The simple bullock led cart, as per its namesake has—for a long time—been part and parcel of Sri Lankan life; it was the most convenient and preferred mode of transportation at a time when motor cars were scarce. An afternoon spent at Raman Maama’s workshop gave me an insight on the making of this vehicle of yesteryear.
Words Hansani Bandara Photographs Damith Wickramasinghe
One of my initial encounters with a bullock cart was when I read ‘Gamperaliya’, a celebrated composition of Sinhala literature. I remember so fondly imagining the blissful cart journey made by Piyal and Nanda along with their families, to the Paragoda Viharaya (temple) to offer Na (Ceylon Ironwood) flower offerings.
“All women of the group sat on the two benches that were fixed on to the rack of the decorated bullock cart. Men were to follow the cart on foot. The dim light from the two barn lanterns—one hung on the hood and other at the end of the rack from behind—barely faded the darkness dominating the surrounding,” Martin Wickramasinghe, ‘Gamperaliya’.
While such accounts reveal the inseparable connection between the bullock cart and Sri Lankan lifestyle of yesteryear, Raman Maama (uncle Raman) has led a life that has been closely knit to carts. His family has been the only cart maker in the Katana area for over 40 years.
The lively atmosphere of Raman Maama’s workshop made me all the more inquisitive to find out more about the birth and making of what was once the most preferred mode of transportation of the country.In one instance, the Maina Hama or the pair of bellows gave out hot fumes fiercely burning the metal bar, which bore each hammering made to mould it into shape. Then Raman Maama would slice a piece of wood to make another part. He explains that the first step in making a cart is selecting the proper types of wood. The commonly used are Domba, Gansooriya, Halmilla, Milla and Burutha (Satinwood).

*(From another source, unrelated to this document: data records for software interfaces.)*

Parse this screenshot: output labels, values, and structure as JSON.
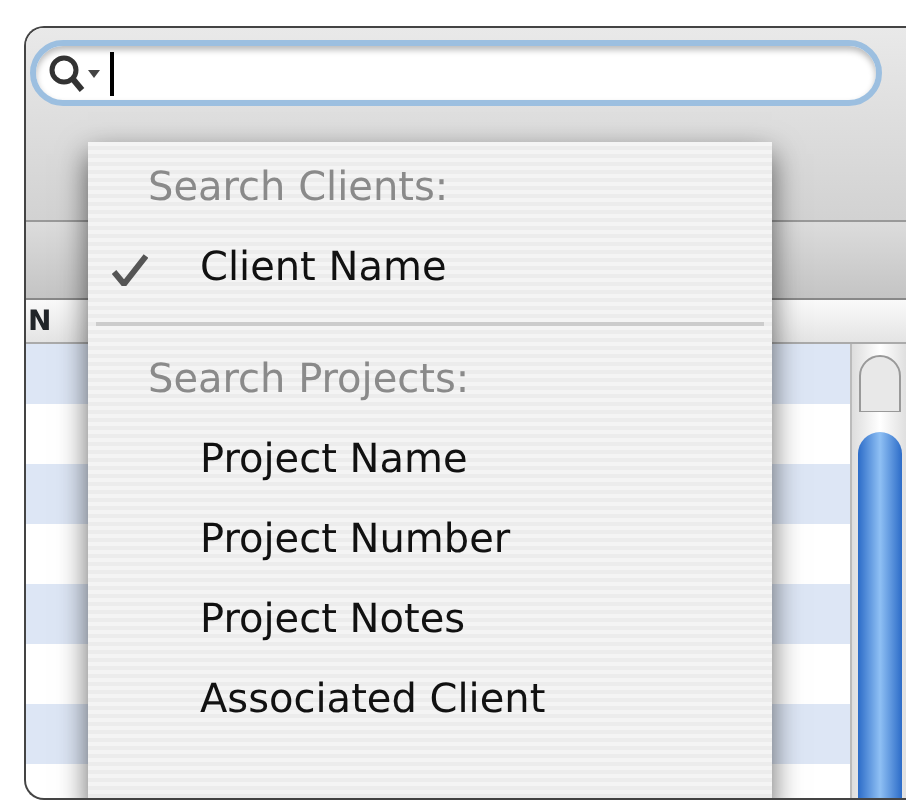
{
  "table": {
    "columns": [
      "N"
    ]
  },
  "menu": {
    "sections": [
      {
        "title": "Search Clients:",
        "items": [
          {
            "label": "Client Name",
            "checked": true
          }
        ]
      },
      {
        "title": "Search Projects:",
        "items": [
          {
            "label": "Project Name",
            "checked": false
          },
          {
            "label": "Project Number",
            "checked": false
          },
          {
            "label": "Project Notes",
            "checked": false
          },
          {
            "label": "Associated Client",
            "checked": false
          }
        ]
      }
    ]
  }
}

After selecting the wood, Raman Maama begins to make the ‘bone lee’ or the wooden beams that connect the yoke to the cart. Domba is used for this purpose. Then the rack of the cart is made out of Gansooriya. The rack is usually made to be six feet long and three feet wide, so that it is able to carry a fair amount of weight. As such the ‘bone leeya’ is made to a length of 12 feet.
Types of carts
Thirikkale is a single seater bullock cart, which was mainly used for racing
Typically used for the conveyance of heavy loads, the Barabage was also used for travelling
Then comes the toughest task, which is making the wheels. The shape of the wheel is made connecting six bent wooden planks or ‘wangu’ on to a frame made using twelve wooden spokes. According to rural diction, the wooden spokes of a cart wheel are called ‘garadi’. The hub of the wheel or ‘boas gediya’ is made using satinwood to facilitate the firm holding of the wheel to the axel. Made out of Halmilla and Milla, it is 45 inches in diameter. A metal strap is fixed around the wheel to be able to travel in harsh roads.
Once the rack, ‘bone leeya’ and the wheels are completed, they are then fixed together to complete the cart.
Giving an artistic touch to the typical wagon, he would then give the final touches with carvings that are done on the wheel and the rack. This is a trait he has mastered over the years and one that is unique to the carts made at Raman Maama’s workshop.
“The entire process takes about a month,” says Raman Maama, adding that now there is an increased demand for bullock carts since many people are fond of keeping them as decorative pieces.
The bullock cart took me down memory lane, to the simplicity of country living and the times of yesteryear, where the pace of life was slow and charming. It was a revisit to the past or better yet, a hope for the future.